* Your objective *
The answer should be a number alone: the count of lines in the listing below that include "name".
[Opening Information given section]
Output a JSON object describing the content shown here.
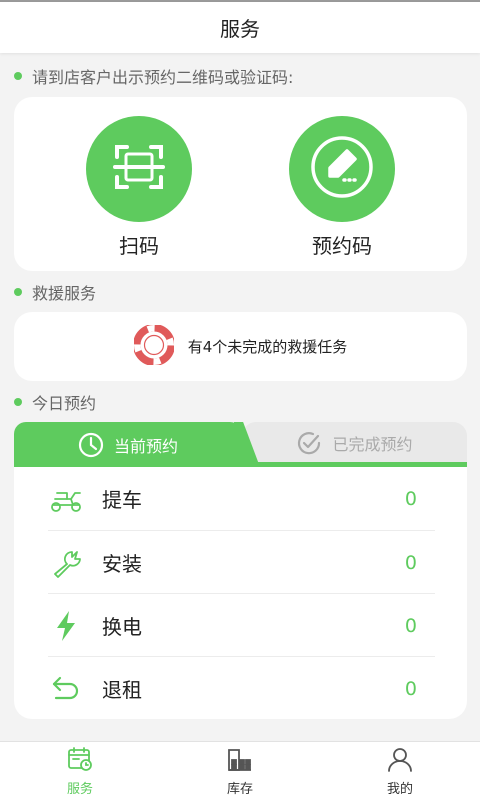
{
  "header": {
    "title": "服务"
  },
  "scan_section": {
    "label": "请到店客户出示预约二维码或验证码:",
    "items": [
      {
        "label": "扫码",
        "icon": "scan-icon"
      },
      {
        "label": "预约码",
        "icon": "edit-icon"
      }
    ]
  },
  "rescue_section": {
    "label": "救援服务",
    "message": "有4个未完成的救援任务",
    "icon": "lifebuoy-icon"
  },
  "today_section": {
    "label": "今日预约",
    "tabs": [
      {
        "label": "当前预约",
        "icon": "clock-icon",
        "active": true
      },
      {
        "label": "已完成预约",
        "icon": "check-circle-icon",
        "active": false
      }
    ],
    "rows": [
      {
        "name": "提车",
        "count": "0",
        "icon": "scooter-icon"
      },
      {
        "name": "安装",
        "count": "0",
        "icon": "wrench-icon"
      },
      {
        "name": "换电",
        "count": "0",
        "icon": "lightning-icon"
      },
      {
        "name": "退租",
        "count": "0",
        "icon": "return-arrow-icon"
      }
    ]
  },
  "bottom_nav": [
    {
      "label": "服务",
      "icon": "calendar-icon",
      "active": true
    },
    {
      "label": "库存",
      "icon": "warehouse-icon",
      "active": false
    },
    {
      "label": "我的",
      "icon": "user-icon",
      "active": false
    }
  ],
  "colors": {
    "accent": "#5ecb5e",
    "rescue_red": "#e05a5a",
    "background": "#f3f3f3"
  }
}
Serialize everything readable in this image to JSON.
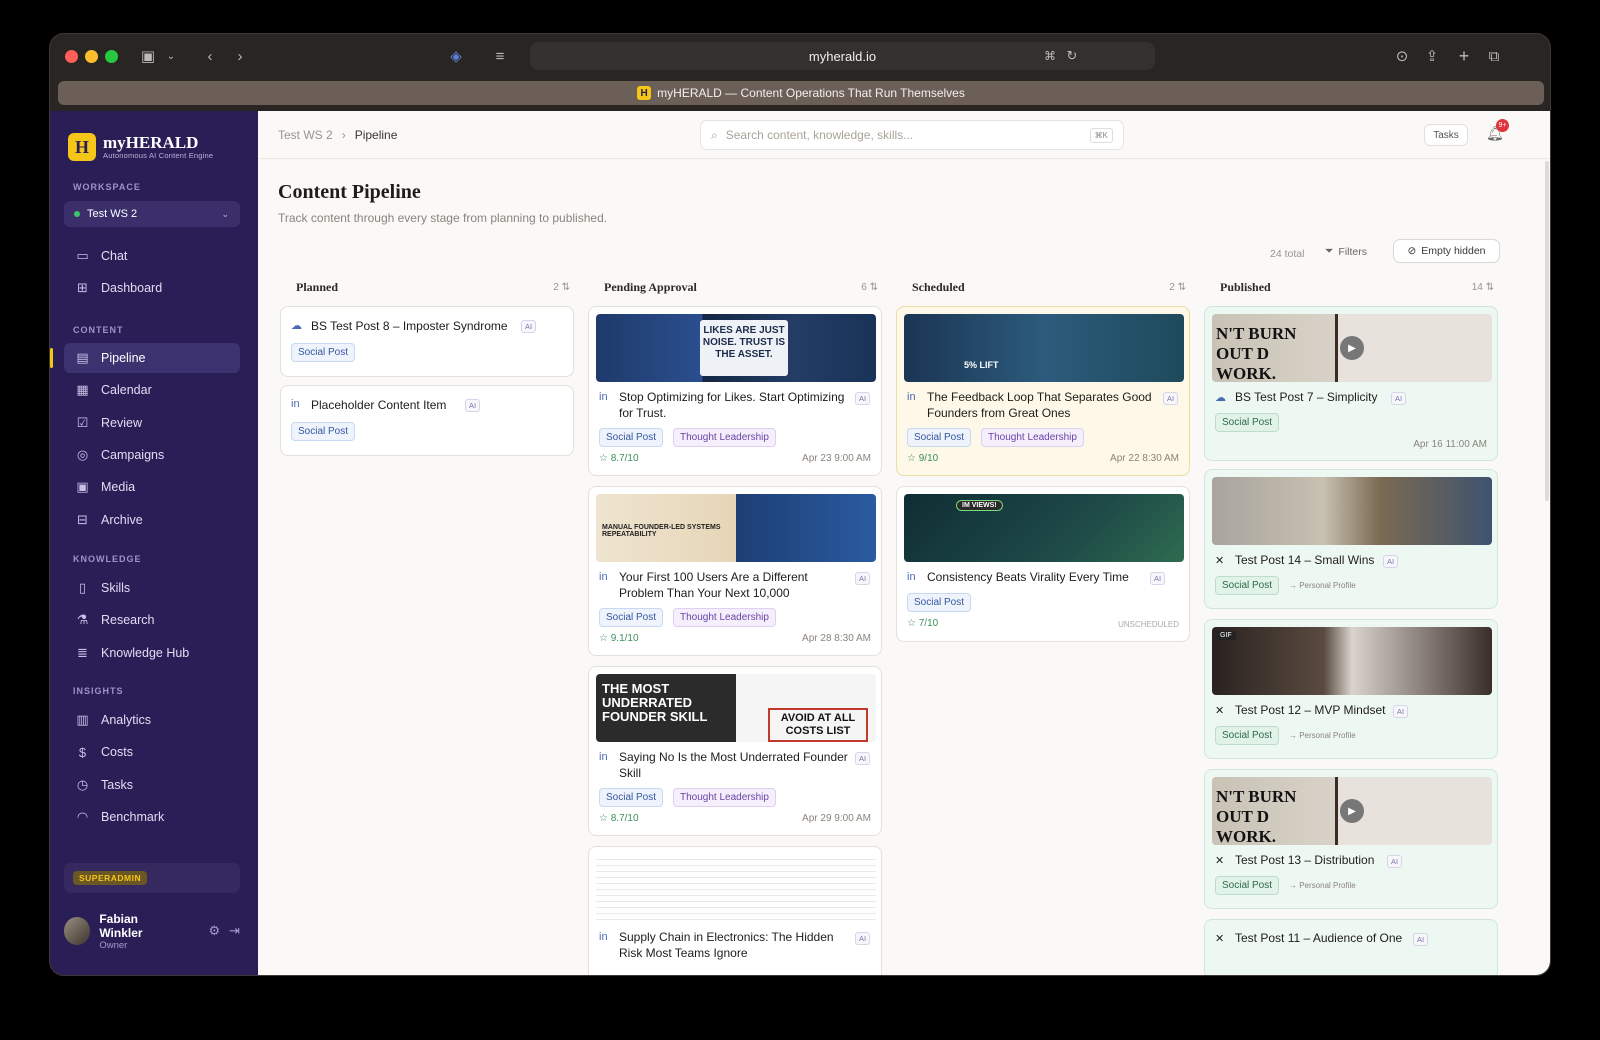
{
  "browser": {
    "url": "myherald.io",
    "banner": "myHERALD — Content Operations That Run Themselves",
    "banner_badge": "H"
  },
  "sidebar": {
    "logo": {
      "badge": "H",
      "name": "myHERALD",
      "tagline": "Autonomous AI Content Engine"
    },
    "workspace_label": "WORKSPACE",
    "workspace": "Test WS 2",
    "items": [
      {
        "label": "Chat",
        "icon": "chat-bubble-icon",
        "glyph": "▭"
      },
      {
        "label": "Dashboard",
        "icon": "dashboard-grid-icon",
        "glyph": "⊞"
      }
    ],
    "content_label": "CONTENT",
    "content": [
      {
        "label": "Pipeline",
        "icon": "pipeline-icon",
        "glyph": "▤",
        "active": true
      },
      {
        "label": "Calendar",
        "icon": "calendar-icon",
        "glyph": "▦"
      },
      {
        "label": "Review",
        "icon": "review-check-icon",
        "glyph": "☑"
      },
      {
        "label": "Campaigns",
        "icon": "target-icon",
        "glyph": "◎"
      },
      {
        "label": "Media",
        "icon": "image-icon",
        "glyph": "▣"
      },
      {
        "label": "Archive",
        "icon": "archive-box-icon",
        "glyph": "⊟"
      }
    ],
    "knowledge_label": "KNOWLEDGE",
    "knowledge": [
      {
        "label": "Skills",
        "icon": "book-icon",
        "glyph": "▯"
      },
      {
        "label": "Research",
        "icon": "flask-icon",
        "glyph": "⚗"
      },
      {
        "label": "Knowledge Hub",
        "icon": "database-icon",
        "glyph": "≣"
      }
    ],
    "insights_label": "INSIGHTS",
    "insights": [
      {
        "label": "Analytics",
        "icon": "bar-chart-icon",
        "glyph": "▥"
      },
      {
        "label": "Costs",
        "icon": "dollar-icon",
        "glyph": "$"
      },
      {
        "label": "Tasks",
        "icon": "timer-icon",
        "glyph": "◷"
      },
      {
        "label": "Benchmark",
        "icon": "gauge-icon",
        "glyph": "◠"
      }
    ],
    "role": "SUPERADMIN",
    "user": {
      "name": "Fabian Winkler",
      "role": "Owner"
    }
  },
  "header": {
    "breadcrumb": [
      "Test WS 2",
      "Pipeline"
    ],
    "search_placeholder": "Search content, knowledge, skills...",
    "search_kbd": "⌘K",
    "tasks": "Tasks",
    "notif": "9+"
  },
  "page": {
    "title": "Content Pipeline",
    "subtitle": "Track content through every stage from planning to published.",
    "total": "24 total",
    "filters": "Filters",
    "empty_hidden": "Empty hidden"
  },
  "columns": [
    {
      "name": "Planned",
      "count": "2"
    },
    {
      "name": "Pending Approval",
      "count": "6"
    },
    {
      "name": "Scheduled",
      "count": "2"
    },
    {
      "name": "Published",
      "count": "14"
    }
  ],
  "cards": {
    "planned": [
      {
        "title": "BS Test Post 8 – Imposter Syndrome",
        "tag": "Social Post",
        "ai": "AI"
      },
      {
        "title": "Placeholder Content Item",
        "tag": "Social Post",
        "ai": "AI"
      }
    ],
    "pending": [
      {
        "title": "Stop Optimizing for Likes. Start Optimizing for Trust.",
        "tags": [
          "Social Post",
          "Thought Leadership"
        ],
        "score": "8.7/10",
        "date": "Apr 23",
        "time": "9:00 AM",
        "ai": "AI",
        "img_text": "LIKES ARE JUST NOISE. TRUST IS THE ASSET."
      },
      {
        "title": "Your First 100 Users Are a Different Problem Than Your Next 10,000",
        "tags": [
          "Social Post",
          "Thought Leadership"
        ],
        "score": "9.1/10",
        "date": "Apr 28",
        "time": "8:30 AM",
        "ai": "AI",
        "img_text": "MANUAL FOUNDER-LED SYSTEMS REPEATABILITY"
      },
      {
        "title": "Saying No Is the Most Underrated Founder Skill",
        "tags": [
          "Social Post",
          "Thought Leadership"
        ],
        "score": "8.7/10",
        "date": "Apr 29",
        "time": "9:00 AM",
        "ai": "AI",
        "img_text": "THE MOST UNDERRATED FOUNDER SKILL",
        "img_text2": "AVOID AT ALL COSTS LIST"
      },
      {
        "title": "Supply Chain in Electronics: The Hidden Risk Most Teams Ignore",
        "ai": "AI"
      }
    ],
    "scheduled": [
      {
        "title": "The Feedback Loop That Separates Good Founders from Great Ones",
        "tags": [
          "Social Post",
          "Thought Leadership"
        ],
        "score": "9/10",
        "date": "Apr 22",
        "time": "8:30 AM",
        "ai": "AI",
        "img_text": "5% LIFT"
      },
      {
        "title": "Consistency Beats Virality Every Time",
        "tags": [
          "Social Post"
        ],
        "score": "7/10",
        "status": "UNSCHEDULED",
        "ai": "AI",
        "img_text": "IM VIEWS!"
      }
    ],
    "published": [
      {
        "title": "BS Test Post 7 – Simplicity",
        "tag": "Social Post",
        "date": "Apr 16",
        "time": "11:00 AM",
        "ai": "AI",
        "img_text": "N'T BURN OUT D WORK."
      },
      {
        "title": "Test Post 14 – Small Wins",
        "tag": "Social Post",
        "profile": "→ Personal Profile",
        "ai": "AI"
      },
      {
        "title": "Test Post 12 – MVP Mindset",
        "tag": "Social Post",
        "profile": "→ Personal Profile",
        "ai": "AI",
        "badge": "GIF"
      },
      {
        "title": "Test Post 13 – Distribution",
        "tag": "Social Post",
        "profile": "→ Personal Profile",
        "ai": "AI",
        "img_text": "N'T BURN OUT D WORK."
      },
      {
        "title": "Test Post 11 – Audience of One",
        "ai": "AI"
      }
    ]
  },
  "colors": {
    "sidebar": "#2a1e57",
    "accent": "#f5c518",
    "published_bg": "#eef8f2",
    "scheduled_bg": "#fdf8e7"
  }
}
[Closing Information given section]
* The answer *
10